Task description
Anywhere the string "Thành" shows up in the listing below, copy the line it is in.
---------- Task inputs ----------
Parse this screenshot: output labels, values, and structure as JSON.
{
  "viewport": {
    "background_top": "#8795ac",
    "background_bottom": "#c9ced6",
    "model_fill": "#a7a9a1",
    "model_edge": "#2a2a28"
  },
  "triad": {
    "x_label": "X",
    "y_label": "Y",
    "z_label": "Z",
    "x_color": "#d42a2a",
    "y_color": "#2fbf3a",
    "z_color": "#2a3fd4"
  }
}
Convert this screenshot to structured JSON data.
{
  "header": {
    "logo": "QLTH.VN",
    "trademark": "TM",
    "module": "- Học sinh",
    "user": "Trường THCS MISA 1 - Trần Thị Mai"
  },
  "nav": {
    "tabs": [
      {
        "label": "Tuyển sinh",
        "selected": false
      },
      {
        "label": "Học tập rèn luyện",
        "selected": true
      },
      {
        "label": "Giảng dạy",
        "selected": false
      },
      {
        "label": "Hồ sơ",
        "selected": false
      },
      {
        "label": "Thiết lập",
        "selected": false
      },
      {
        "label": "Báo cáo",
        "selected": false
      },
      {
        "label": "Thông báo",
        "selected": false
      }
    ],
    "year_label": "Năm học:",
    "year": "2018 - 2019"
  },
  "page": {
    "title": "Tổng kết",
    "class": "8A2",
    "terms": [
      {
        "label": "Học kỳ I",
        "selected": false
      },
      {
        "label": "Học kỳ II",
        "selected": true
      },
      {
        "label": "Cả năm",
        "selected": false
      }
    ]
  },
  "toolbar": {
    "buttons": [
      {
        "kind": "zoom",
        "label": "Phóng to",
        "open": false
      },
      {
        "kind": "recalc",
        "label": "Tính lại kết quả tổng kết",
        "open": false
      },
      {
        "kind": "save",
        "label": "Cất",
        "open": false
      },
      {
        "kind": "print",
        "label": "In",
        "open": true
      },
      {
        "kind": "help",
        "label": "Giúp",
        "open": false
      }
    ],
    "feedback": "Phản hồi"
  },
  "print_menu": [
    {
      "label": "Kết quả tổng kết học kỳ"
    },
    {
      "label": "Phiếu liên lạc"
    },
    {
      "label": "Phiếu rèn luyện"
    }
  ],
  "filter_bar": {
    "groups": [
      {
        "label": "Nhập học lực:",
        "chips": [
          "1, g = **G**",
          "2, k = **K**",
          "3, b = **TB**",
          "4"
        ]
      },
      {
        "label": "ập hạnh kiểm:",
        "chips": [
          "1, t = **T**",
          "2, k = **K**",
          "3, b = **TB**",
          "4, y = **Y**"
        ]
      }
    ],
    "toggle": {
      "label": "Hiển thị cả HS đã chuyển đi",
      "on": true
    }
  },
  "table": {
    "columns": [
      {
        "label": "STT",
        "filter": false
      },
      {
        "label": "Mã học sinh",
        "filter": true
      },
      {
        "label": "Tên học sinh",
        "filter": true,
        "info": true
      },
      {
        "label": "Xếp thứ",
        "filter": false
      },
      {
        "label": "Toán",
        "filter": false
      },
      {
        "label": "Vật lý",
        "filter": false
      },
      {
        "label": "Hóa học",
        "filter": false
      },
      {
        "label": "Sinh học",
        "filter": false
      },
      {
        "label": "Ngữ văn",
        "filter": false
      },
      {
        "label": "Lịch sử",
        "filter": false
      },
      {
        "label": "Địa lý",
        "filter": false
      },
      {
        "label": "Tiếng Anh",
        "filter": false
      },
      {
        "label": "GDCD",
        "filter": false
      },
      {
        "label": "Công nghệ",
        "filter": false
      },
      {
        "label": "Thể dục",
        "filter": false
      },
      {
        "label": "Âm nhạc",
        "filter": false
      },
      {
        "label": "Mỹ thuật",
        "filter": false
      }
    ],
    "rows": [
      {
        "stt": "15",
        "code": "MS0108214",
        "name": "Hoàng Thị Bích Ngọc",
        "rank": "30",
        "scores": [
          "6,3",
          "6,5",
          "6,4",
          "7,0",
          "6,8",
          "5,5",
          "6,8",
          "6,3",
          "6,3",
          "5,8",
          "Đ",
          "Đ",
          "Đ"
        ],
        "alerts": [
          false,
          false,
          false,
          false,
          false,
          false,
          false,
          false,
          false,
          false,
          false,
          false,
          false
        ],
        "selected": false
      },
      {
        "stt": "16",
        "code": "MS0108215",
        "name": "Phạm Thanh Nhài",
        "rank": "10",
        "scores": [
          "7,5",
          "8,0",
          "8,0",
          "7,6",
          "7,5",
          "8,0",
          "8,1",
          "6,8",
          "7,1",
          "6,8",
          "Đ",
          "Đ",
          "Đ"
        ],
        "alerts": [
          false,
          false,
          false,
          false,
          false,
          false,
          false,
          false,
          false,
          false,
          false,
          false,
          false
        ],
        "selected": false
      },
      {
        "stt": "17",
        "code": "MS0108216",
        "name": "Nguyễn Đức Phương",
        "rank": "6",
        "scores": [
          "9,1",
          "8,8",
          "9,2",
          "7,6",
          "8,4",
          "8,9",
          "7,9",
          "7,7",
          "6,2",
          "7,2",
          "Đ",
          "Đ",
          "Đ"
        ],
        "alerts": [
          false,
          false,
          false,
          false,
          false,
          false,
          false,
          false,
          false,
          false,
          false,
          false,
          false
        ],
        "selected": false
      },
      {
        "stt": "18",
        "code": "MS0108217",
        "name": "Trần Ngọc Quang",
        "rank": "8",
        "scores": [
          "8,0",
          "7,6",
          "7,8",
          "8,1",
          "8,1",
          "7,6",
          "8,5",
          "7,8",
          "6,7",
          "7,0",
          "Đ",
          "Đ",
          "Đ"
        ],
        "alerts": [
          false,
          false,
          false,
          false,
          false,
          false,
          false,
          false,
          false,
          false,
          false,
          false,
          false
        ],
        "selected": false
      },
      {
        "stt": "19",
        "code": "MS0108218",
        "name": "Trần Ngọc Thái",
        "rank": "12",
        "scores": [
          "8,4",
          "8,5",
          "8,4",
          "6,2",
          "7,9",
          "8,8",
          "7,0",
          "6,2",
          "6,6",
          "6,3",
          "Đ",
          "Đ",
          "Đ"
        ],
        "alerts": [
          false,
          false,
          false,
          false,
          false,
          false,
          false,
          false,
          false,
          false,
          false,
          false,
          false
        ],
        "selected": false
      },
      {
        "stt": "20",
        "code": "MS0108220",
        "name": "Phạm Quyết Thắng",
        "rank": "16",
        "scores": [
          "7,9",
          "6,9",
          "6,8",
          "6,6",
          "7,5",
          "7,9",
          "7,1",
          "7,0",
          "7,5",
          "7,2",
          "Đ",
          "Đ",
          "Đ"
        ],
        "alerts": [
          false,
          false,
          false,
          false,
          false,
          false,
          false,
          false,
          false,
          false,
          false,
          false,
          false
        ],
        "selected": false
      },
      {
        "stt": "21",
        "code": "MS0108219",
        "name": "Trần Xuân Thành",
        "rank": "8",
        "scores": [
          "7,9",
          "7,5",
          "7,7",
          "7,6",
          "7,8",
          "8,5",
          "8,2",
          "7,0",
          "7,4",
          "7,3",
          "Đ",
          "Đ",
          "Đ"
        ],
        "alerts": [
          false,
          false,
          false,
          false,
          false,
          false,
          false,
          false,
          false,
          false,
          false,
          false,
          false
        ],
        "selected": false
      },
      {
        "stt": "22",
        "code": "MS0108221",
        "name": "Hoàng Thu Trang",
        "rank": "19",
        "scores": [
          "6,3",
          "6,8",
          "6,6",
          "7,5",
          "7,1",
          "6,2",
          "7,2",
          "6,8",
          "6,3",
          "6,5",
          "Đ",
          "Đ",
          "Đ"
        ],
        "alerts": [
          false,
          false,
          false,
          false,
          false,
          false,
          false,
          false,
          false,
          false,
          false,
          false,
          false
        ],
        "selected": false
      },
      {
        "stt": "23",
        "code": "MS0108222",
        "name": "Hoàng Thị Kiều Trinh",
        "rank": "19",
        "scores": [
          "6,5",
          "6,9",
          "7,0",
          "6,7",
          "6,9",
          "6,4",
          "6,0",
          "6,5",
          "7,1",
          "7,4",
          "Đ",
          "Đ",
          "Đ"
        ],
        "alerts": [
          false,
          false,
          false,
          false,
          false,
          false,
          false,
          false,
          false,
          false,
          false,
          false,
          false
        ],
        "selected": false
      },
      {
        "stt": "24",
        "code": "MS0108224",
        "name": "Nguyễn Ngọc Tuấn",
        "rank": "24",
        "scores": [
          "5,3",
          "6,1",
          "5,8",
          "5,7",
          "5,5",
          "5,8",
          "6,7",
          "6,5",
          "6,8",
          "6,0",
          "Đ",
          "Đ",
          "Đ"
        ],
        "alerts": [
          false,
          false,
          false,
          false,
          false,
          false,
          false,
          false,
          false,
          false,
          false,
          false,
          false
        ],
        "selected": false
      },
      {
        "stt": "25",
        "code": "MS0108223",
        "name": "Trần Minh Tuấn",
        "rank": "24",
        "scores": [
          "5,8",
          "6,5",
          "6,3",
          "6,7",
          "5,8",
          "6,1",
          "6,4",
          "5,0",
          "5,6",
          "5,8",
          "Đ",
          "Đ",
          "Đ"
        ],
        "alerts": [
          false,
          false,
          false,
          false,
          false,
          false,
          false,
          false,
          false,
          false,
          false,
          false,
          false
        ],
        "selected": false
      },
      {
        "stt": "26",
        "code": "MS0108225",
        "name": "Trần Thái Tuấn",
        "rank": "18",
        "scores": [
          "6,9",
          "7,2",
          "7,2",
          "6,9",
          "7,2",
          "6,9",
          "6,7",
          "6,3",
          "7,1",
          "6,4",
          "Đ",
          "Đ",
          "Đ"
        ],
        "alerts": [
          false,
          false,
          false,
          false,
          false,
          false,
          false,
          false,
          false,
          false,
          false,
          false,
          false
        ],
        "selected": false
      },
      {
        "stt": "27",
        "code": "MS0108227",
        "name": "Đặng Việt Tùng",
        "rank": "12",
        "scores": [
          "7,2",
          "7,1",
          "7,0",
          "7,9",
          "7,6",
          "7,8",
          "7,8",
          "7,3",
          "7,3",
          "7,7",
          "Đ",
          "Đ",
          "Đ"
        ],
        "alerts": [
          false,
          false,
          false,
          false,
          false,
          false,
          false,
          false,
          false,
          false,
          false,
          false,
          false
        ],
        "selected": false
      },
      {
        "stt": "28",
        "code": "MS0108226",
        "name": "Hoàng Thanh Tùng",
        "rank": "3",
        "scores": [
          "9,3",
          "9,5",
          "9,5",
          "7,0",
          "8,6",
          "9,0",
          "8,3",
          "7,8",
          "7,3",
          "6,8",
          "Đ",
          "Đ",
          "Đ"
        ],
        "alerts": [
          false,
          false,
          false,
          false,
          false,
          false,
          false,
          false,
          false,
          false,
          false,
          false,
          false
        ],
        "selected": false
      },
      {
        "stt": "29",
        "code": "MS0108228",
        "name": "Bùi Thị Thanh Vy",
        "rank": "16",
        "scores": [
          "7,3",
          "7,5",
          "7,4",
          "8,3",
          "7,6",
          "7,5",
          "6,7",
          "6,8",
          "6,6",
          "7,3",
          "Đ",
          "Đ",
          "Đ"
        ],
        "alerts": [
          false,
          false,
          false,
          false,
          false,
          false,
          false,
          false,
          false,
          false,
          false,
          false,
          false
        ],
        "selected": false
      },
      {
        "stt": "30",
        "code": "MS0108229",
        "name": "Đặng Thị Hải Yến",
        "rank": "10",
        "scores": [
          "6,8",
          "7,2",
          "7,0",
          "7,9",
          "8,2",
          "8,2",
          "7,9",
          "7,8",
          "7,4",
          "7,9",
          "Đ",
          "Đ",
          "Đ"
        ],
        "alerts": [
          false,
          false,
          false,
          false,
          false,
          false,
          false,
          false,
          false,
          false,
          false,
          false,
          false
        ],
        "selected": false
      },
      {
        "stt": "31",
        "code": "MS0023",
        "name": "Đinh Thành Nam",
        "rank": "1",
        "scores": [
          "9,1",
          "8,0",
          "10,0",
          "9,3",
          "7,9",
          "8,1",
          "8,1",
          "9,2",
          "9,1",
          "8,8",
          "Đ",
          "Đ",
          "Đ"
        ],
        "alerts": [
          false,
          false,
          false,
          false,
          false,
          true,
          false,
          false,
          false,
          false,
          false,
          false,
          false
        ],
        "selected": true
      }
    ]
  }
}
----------
Expected answer
        "name": "Trần Xuân Thành",
        "name": "Đinh Thành Nam",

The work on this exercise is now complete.